▶ **What is being asked**:
Determine how many lines of the entries include the word "description", and report that number with no further text.

++++ Provided data

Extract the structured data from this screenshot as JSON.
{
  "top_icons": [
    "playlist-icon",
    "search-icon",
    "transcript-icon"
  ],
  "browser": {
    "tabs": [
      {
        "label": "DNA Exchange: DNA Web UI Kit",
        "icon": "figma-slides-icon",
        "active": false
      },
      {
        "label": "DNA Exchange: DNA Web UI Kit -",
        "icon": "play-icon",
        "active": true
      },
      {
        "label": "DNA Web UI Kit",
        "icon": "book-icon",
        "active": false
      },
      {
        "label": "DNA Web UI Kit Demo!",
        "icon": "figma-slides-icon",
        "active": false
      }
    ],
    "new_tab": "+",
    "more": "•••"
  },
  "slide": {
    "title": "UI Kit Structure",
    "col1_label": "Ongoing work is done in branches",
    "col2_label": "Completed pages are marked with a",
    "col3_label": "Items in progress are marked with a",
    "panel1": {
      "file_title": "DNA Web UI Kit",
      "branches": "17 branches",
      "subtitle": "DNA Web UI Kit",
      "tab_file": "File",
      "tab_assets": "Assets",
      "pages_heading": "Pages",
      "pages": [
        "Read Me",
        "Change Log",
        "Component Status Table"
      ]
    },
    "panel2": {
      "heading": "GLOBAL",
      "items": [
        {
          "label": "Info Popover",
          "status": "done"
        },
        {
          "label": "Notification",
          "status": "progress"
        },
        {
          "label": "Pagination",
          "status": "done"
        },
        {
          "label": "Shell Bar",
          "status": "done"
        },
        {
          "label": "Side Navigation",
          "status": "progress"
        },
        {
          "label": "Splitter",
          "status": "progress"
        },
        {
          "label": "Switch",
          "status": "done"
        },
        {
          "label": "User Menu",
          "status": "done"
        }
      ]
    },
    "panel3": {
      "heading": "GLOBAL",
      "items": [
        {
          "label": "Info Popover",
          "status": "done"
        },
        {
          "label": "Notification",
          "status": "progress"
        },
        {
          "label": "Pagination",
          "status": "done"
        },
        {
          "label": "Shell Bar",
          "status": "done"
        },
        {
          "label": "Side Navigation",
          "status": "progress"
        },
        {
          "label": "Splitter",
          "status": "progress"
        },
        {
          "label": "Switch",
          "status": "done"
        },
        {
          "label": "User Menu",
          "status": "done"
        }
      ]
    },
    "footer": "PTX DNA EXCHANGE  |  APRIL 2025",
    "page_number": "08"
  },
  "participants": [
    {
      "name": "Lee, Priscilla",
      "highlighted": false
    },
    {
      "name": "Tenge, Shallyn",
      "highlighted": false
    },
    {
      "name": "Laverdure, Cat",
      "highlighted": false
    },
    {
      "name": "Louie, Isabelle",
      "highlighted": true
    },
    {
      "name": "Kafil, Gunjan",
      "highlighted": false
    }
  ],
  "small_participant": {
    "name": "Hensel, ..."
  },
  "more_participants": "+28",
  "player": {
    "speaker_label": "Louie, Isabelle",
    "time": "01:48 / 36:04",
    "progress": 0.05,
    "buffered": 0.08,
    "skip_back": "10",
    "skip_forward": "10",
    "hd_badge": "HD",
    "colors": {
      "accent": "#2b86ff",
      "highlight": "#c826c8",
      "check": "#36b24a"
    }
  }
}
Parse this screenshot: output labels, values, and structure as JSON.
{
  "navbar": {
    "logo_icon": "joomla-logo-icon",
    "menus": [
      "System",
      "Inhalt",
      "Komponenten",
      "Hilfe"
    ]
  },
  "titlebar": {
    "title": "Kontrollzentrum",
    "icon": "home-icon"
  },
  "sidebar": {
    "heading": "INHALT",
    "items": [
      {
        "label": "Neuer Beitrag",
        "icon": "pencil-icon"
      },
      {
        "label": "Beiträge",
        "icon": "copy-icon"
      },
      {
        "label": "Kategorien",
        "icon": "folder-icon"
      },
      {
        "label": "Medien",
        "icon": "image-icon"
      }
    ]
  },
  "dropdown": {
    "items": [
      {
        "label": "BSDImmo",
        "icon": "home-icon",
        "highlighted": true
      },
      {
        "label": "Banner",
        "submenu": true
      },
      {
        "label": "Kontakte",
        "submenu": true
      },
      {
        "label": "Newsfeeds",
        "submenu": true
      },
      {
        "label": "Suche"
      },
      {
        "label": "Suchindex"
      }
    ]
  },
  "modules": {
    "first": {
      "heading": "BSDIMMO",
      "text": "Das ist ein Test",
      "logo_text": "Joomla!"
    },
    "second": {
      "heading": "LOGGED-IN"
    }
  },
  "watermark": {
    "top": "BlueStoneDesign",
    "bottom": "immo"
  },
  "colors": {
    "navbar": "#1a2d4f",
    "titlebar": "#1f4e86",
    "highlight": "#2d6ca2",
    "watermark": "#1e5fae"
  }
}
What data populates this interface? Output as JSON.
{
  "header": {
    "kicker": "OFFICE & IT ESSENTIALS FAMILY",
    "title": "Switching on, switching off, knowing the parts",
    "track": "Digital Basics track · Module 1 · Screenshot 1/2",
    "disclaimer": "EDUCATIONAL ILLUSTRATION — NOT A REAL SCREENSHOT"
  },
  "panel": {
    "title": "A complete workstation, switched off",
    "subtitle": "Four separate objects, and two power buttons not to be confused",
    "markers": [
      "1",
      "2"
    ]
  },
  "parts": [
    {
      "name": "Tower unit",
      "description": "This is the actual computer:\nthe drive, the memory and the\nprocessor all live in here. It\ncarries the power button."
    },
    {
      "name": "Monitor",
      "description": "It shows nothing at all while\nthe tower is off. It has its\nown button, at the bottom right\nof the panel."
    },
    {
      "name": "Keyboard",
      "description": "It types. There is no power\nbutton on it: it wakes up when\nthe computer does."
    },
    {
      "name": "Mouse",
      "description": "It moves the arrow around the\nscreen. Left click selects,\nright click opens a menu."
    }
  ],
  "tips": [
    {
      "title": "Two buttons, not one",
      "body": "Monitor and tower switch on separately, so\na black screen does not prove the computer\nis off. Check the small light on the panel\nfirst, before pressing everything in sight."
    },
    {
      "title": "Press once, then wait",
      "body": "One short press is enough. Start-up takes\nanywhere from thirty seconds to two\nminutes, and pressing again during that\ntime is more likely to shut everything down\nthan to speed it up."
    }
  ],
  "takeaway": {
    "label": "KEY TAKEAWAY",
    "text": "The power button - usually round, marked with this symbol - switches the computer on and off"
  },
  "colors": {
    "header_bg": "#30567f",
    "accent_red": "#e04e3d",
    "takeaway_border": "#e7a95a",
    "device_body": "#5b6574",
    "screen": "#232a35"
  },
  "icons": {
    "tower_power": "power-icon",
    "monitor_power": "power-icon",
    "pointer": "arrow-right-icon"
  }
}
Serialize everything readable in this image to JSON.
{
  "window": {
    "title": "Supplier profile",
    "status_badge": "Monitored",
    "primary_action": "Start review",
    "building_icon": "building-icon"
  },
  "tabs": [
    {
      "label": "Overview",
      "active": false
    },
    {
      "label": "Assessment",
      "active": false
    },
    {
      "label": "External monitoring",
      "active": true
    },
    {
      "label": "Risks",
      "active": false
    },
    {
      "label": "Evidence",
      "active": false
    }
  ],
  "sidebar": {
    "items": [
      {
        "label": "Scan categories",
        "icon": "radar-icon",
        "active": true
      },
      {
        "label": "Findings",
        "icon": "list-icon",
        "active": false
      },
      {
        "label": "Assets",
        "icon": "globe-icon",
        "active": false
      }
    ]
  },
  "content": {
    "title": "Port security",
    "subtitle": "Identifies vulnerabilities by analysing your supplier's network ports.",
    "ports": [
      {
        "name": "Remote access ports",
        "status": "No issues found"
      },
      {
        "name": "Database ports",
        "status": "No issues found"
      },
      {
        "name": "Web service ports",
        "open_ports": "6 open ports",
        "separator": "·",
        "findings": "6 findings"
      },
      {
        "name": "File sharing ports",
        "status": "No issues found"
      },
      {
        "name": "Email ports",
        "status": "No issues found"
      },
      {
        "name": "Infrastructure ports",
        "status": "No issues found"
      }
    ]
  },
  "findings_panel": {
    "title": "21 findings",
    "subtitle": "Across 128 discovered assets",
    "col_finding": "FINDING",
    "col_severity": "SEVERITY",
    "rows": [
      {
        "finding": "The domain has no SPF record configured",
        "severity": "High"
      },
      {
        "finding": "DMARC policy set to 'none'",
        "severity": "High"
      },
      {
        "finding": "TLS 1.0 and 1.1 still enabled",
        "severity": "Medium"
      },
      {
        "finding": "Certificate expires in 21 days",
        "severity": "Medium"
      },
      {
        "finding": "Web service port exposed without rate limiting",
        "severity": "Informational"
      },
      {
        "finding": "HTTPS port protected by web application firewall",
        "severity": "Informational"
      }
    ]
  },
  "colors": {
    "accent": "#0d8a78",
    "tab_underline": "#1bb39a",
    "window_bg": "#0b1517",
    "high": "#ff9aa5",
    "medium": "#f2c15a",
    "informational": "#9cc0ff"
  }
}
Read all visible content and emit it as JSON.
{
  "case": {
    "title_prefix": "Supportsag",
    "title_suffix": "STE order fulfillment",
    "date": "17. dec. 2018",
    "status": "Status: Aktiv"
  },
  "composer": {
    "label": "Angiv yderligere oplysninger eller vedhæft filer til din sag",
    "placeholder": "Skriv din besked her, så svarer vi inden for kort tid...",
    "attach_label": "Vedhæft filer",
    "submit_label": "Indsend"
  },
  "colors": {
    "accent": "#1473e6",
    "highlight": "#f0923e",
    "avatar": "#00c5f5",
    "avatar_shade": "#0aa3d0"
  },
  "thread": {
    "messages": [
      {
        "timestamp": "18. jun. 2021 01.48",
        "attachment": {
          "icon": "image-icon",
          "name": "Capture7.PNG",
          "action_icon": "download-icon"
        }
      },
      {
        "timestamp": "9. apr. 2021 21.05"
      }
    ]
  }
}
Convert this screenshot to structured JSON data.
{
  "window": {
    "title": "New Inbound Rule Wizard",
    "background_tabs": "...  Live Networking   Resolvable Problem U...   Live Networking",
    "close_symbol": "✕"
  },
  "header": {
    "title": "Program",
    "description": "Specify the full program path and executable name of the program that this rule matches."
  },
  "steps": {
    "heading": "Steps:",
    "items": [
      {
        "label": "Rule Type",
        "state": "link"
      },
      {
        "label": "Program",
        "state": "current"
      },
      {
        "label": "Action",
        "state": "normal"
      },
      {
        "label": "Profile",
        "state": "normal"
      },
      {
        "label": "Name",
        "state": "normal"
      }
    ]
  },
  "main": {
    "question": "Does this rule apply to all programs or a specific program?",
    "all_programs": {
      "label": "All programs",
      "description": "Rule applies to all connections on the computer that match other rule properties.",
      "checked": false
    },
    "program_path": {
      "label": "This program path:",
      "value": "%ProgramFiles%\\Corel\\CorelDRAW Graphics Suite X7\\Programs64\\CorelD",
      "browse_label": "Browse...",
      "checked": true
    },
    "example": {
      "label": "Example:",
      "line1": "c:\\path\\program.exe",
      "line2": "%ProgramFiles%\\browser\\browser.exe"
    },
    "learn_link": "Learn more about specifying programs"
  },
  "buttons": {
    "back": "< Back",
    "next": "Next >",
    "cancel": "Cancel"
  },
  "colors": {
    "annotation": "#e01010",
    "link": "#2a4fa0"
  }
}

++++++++

▶ **Solution below**:
6